- 4.0: Prelude to Exponential and Logarithmic Functions
- Focus in on a square centimeter of your skin. Look closer. Closer still. If you could look closely enough, you would see hundreds of thousands of microscopic organisms. They are bacteria, and they are not only on your skin, but in your mouth, nose, and even your intestines. In fact, the bacterial cells in your body at any given moment outnumber your own cells. But that is no reason to feel bad about yourself. While some bacteria can cause illness, many are healthy and even essential to the body.

- 4.1: Composition of Functions
- Suppose we want to calculate how much it costs to heat a house on a particular day of the year. The cost to heat a house will depend on the average daily temperature, and in turn, the average daily temperature depends on the particular day of the year. The cost depends on the temperature, and the temperature depends on the day. By combining these two relationships into one function, we have performed function composition, which is the focus of this section.

- 4.2: Inverse Functions
- If some physical machines can run in two directions, we might ask whether some of the function “machines” we have been studying can also run backwards. In this section, we will consider the reverse nature of functions.

- 4.3: Exponential Functions
- When populations grow rapidly, we often say that the growth is “exponential,” meaning that something is growing very rapidly. To a mathematician, however, the term exponential growth has a very specific meaning. In this section, we will take a look at exponential functions, which model this kind of rapid growth.

- 4.4: Graphs of Exponential Functions
- Working with an equation that describes a real-world situation gives us a method for making predictions. Most of the time, however, the equation itself is not enough. We learn a lot about things by seeing their pictorial representations, and that is exactly why graphing exponential equations is a powerful tool. It gives us another layer of insight for predicting future events.

- 4.5: Logarithmic Functions
- The inverse of an exponential function is a logarithmic function, and the inverse of a logarithmic function is an exponential function.

- 4.6: Graphs of Logarithmic Functions
- In this section we will discuss the values for which a logarithmic function is defined, and then turn our attention to graphing the family of logarithmic functions.

- 4.7: Logarithmic Properties
- Recall that the logarithmic and exponential functions “undo” each other. This means that logarithms have similar properties to exponents. Some important properties of logarithms are given here.

- 4.8: Exponential and Logarithmic Equations
- Uncontrolled population growth can be modeled with exponential functions. Equations resulting from those exponential functions can be solved to analyze and make predictions about exponential growth. In this section, we will learn techniques for solving exponential functions.

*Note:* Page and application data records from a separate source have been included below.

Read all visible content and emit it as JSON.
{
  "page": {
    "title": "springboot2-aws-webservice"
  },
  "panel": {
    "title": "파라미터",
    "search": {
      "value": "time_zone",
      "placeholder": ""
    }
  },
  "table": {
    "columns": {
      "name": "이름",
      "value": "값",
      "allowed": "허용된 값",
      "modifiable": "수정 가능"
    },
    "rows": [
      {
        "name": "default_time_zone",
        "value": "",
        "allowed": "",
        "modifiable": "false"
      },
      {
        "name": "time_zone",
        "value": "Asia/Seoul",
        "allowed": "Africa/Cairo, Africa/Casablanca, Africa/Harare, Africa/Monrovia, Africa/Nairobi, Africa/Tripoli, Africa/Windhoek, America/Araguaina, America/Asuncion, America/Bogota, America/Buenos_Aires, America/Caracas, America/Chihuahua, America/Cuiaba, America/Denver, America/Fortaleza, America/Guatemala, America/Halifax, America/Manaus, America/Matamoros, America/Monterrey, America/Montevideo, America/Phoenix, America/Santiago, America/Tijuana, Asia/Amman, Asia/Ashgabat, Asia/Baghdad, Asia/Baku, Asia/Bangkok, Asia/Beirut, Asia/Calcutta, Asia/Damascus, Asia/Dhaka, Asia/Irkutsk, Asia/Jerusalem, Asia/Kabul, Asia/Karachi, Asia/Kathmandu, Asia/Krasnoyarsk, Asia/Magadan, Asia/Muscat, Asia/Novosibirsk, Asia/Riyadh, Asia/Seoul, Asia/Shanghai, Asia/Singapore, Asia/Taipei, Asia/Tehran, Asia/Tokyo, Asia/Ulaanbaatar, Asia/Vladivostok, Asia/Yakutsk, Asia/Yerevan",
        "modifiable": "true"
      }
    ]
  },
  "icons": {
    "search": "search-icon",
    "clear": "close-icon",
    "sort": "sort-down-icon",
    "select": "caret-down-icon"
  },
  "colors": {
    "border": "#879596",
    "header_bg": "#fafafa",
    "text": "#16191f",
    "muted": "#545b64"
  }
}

- 4.9: Exponential and Logarithmic Models
- We have already explored some basic applications of exponential and logarithmic functions. In this section, we explore some important applications in more depth, including radioactive isotopes and Newton’s Law of Cooling.

Thumbnail: The functions \(y=e^x\) and \(y=\ln(x)\) are inverses of each other, so their graphs are symmetric about the line \(y=x\).

## Contributors

Jay Abramson (Arizona State University) with contributing authors. Textbook content produced byOpenStax Collegeis licensed under aCreative Commons Attribution License 4.0license.Download for free athttps://openstax.org/details/books/precalculus.